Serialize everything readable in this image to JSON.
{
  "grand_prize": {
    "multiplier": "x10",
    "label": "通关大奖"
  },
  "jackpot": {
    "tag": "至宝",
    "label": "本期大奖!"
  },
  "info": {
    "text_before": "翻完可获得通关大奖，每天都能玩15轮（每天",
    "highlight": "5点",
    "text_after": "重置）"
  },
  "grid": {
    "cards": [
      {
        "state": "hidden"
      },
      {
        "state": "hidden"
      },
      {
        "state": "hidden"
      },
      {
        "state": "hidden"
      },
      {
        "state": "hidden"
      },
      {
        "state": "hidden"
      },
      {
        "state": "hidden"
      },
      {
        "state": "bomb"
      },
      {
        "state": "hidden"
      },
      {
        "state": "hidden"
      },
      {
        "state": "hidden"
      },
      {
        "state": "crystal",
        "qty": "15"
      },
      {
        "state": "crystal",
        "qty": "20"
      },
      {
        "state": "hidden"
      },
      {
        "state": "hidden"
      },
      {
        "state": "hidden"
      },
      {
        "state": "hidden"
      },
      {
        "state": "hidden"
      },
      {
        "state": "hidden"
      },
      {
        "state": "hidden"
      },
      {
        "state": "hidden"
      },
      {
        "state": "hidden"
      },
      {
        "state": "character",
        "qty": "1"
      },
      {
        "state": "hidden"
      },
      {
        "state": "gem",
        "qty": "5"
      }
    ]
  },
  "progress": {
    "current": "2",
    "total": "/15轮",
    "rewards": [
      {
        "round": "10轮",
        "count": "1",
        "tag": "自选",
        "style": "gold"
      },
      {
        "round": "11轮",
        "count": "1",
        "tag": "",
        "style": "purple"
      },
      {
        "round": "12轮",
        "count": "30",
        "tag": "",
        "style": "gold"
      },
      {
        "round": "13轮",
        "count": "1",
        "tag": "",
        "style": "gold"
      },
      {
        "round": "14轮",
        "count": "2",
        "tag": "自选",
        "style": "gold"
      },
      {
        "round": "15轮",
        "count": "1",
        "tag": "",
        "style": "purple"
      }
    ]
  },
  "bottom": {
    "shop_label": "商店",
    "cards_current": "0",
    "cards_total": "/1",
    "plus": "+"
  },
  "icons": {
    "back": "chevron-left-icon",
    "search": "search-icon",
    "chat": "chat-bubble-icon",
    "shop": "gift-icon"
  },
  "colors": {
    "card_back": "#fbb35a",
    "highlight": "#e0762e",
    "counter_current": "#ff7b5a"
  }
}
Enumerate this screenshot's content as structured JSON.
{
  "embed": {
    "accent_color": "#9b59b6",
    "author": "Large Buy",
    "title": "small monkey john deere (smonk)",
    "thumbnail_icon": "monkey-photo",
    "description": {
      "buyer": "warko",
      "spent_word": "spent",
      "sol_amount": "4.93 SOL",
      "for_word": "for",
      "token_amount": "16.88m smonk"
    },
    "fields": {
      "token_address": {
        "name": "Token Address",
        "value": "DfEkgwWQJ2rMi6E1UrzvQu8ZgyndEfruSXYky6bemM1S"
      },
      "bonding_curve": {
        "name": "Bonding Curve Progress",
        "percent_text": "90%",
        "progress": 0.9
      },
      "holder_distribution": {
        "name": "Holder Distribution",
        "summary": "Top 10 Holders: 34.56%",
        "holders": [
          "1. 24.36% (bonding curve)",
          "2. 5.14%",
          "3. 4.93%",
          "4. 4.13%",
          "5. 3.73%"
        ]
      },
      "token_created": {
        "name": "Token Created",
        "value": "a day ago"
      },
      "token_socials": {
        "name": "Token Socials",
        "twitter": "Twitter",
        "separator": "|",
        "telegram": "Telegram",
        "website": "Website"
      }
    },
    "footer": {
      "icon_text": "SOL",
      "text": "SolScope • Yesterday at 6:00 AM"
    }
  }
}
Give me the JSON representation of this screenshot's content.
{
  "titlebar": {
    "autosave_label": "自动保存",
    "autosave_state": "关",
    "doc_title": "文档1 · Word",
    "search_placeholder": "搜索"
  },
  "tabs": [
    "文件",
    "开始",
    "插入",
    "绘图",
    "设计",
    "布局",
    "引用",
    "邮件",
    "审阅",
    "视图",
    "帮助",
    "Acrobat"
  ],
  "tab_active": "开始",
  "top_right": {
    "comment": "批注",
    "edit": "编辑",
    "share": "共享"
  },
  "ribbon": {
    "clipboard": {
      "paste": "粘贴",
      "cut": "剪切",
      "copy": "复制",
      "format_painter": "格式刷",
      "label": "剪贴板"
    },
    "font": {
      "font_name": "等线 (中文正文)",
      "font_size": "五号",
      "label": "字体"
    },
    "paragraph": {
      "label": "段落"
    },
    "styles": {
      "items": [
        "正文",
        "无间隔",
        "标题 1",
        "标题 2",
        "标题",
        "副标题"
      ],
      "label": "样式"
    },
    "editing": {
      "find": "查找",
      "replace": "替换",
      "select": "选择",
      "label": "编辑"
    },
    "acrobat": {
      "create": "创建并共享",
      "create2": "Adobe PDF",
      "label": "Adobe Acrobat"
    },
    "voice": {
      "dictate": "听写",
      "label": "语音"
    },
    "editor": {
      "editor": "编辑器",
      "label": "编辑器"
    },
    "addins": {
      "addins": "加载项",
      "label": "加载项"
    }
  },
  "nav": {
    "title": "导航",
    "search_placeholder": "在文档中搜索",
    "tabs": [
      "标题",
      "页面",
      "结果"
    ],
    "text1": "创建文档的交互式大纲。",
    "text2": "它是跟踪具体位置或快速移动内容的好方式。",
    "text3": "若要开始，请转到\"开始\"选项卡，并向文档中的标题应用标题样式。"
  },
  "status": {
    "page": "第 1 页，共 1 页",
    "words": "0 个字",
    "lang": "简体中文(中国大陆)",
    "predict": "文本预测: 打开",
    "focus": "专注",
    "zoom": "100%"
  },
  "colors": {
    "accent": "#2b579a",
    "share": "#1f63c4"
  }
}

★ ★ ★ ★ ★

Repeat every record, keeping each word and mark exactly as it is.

Serialize everything readable in this image to JSON.
{
  "grand_prize": {
    "multiplier": "x10",
    "label": "通关大奖"
  },
  "jackpot": {
    "tag": "至宝",
    "label": "本期大奖!"
  },
  "info": {
    "text_before": "翻完可获得通关大奖，每天都能玩15轮（每天",
    "highlight": "5点",
    "text_after": "重置）"
  },
  "grid": {
    "cards": [
      {
        "state": "hidden"
      },
      {
        "state": "hidden"
      },
      {
        "state": "hidden"
      },
      {
        "state": "hidden"
      },
      {
        "state": "hidden"
      },
      {
        "state": "hidden"
      },
      {
        "state": "hidden"
      },
      {
        "state": "bomb"
      },
      {
        "state": "hidden"
      },
      {
        "state": "hidden"
      },
      {
        "state": "hidden"
      },
      {
        "state": "crystal",
        "qty": "15"
      },
      {
        "state": "crystal",
        "qty": "20"
      },
      {
        "state": "hidden"
      },
      {
        "state": "hidden"
      },
      {
        "state": "hidden"
      },
      {
        "state": "hidden"
      },
      {
        "state": "hidden"
      },
      {
        "state": "hidden"
      },
      {
        "state": "hidden"
      },
      {
        "state": "hidden"
      },
      {
        "state": "hidden"
      },
      {
        "state": "character",
        "qty": "1"
      },
      {
        "state": "hidden"
      },
      {
        "state": "gem",
        "qty": "5"
      }
    ]
  },
  "progress": {
    "current": "2",
    "total": "/15轮",
    "rewards": [
      {
        "round": "10轮",
        "count": "1",
        "tag": "自选",
        "style": "gold"
      },
      {
        "round": "11轮",
        "count": "1",
        "tag": "",
        "style": "purple"
      },
      {
        "round": "12轮",
        "count": "30",
        "tag": "",
        "style": "gold"
      },
      {
        "round": "13轮",
        "count": "1",
        "tag": "",
        "style": "gold"
      },
      {
        "round": "14轮",
        "count": "2",
        "tag": "自选",
        "style": "gold"
      },
      {
        "round": "15轮",
        "count": "1",
        "tag": "",
        "style": "purple"
      }
    ]
  },
  "bottom": {
    "shop_label": "商店",
    "cards_current": "0",
    "cards_total": "/1",
    "plus": "+"
  },
  "icons": {
    "back": "chevron-left-icon",
    "search": "search-icon",
    "chat": "chat-bubble-icon",
    "shop": "gift-icon"
  },
  "colors": {
    "card_back": "#fbb35a",
    "highlight": "#e0762e",
    "counter_current": "#ff7b5a"
  }
}
Enumerate this screenshot's content as structured JSON.
{
  "embed": {
    "accent_color": "#9b59b6",
    "author": "Large Buy",
    "title": "small monkey john deere (smonk)",
    "thumbnail_icon": "monkey-photo",
    "description": {
      "buyer": "warko",
      "spent_word": "spent",
      "sol_amount": "4.93 SOL",
      "for_word": "for",
      "token_amount": "16.88m smonk"
    },
    "fields": {
      "token_address": {
        "name": "Token Address",
        "value": "DfEkgwWQJ2rMi6E1UrzvQu8ZgyndEfruSXYky6bemM1S"
      },
      "bonding_curve": {
        "name": "Bonding Curve Progress",
        "percent_text": "90%",
        "progress": 0.9
      },
      "holder_distribution": {
        "name": "Holder Distribution",
        "summary": "Top 10 Holders: 34.56%",
        "holders": [
          "1. 24.36% (bonding curve)",
          "2. 5.14%",
          "3. 4.93%",
          "4. 4.13%",
          "5. 3.73%"
        ]
      },
      "token_created": {
        "name": "Token Created",
        "value": "a day ago"
      },
      "token_socials": {
        "name": "Token Socials",
        "twitter": "Twitter",
        "separator": "|",
        "telegram": "Telegram",
        "website": "Website"
      }
    },
    "footer": {
      "icon_text": "SOL",
      "text": "SolScope • Yesterday at 6:00 AM"
    }
  }
}
Give me the JSON representation of this screenshot's content.
{
  "titlebar": {
    "autosave_label": "自动保存",
    "autosave_state": "关",
    "doc_title": "文档1 · Word",
    "search_placeholder": "搜索"
  },
  "tabs": [
    "文件",
    "开始",
    "插入",
    "绘图",
    "设计",
    "布局",
    "引用",
    "邮件",
    "审阅",
    "视图",
    "帮助",
    "Acrobat"
  ],
  "tab_active": "开始",
  "top_right": {
    "comment": "批注",
    "edit": "编辑",
    "share": "共享"
  },
  "ribbon": {
    "clipboard": {
      "paste": "粘贴",
      "cut": "剪切",
      "copy": "复制",
      "format_painter": "格式刷",
      "label": "剪贴板"
    },
    "font": {
      "font_name": "等线 (中文正文)",
      "font_size": "五号",
      "label": "字体"
    },
    "paragraph": {
      "label": "段落"
    },
    "styles": {
      "items": [
        "正文",
        "无间隔",
        "标题 1",
        "标题 2",
        "标题",
        "副标题"
      ],
      "label": "样式"
    },
    "editing": {
      "find": "查找",
      "replace": "替换",
      "select": "选择",
      "label": "编辑"
    },
    "acrobat": {
      "create": "创建并共享",
      "create2": "Adobe PDF",
      "label": "Adobe Acrobat"
    },
    "voice": {
      "dictate": "听写",
      "label": "语音"
    },
    "editor": {
      "editor": "编辑器",
      "label": "编辑器"
    },
    "addins": {
      "addins": "加载项",
      "label": "加载项"
    }
  },
  "nav": {
    "title": "导航",
    "search_placeholder": "在文档中搜索",
    "tabs": [
      "标题",
      "页面",
      "结果"
    ],
    "text1": "创建文档的交互式大纲。",
    "text2": "它是跟踪具体位置或快速移动内容的好方式。",
    "text3": "若要开始，请转到\"开始\"选项卡，并向文档中的标题应用标题样式。"
  },
  "status": {
    "page": "第 1 页，共 1 页",
    "words": "0 个字",
    "lang": "简体中文(中国大陆)",
    "predict": "文本预测: 打开",
    "focus": "专注",
    "zoom": "100%"
  },
  "colors": {
    "accent": "#2b579a",
    "share": "#1f63c4"
  }
}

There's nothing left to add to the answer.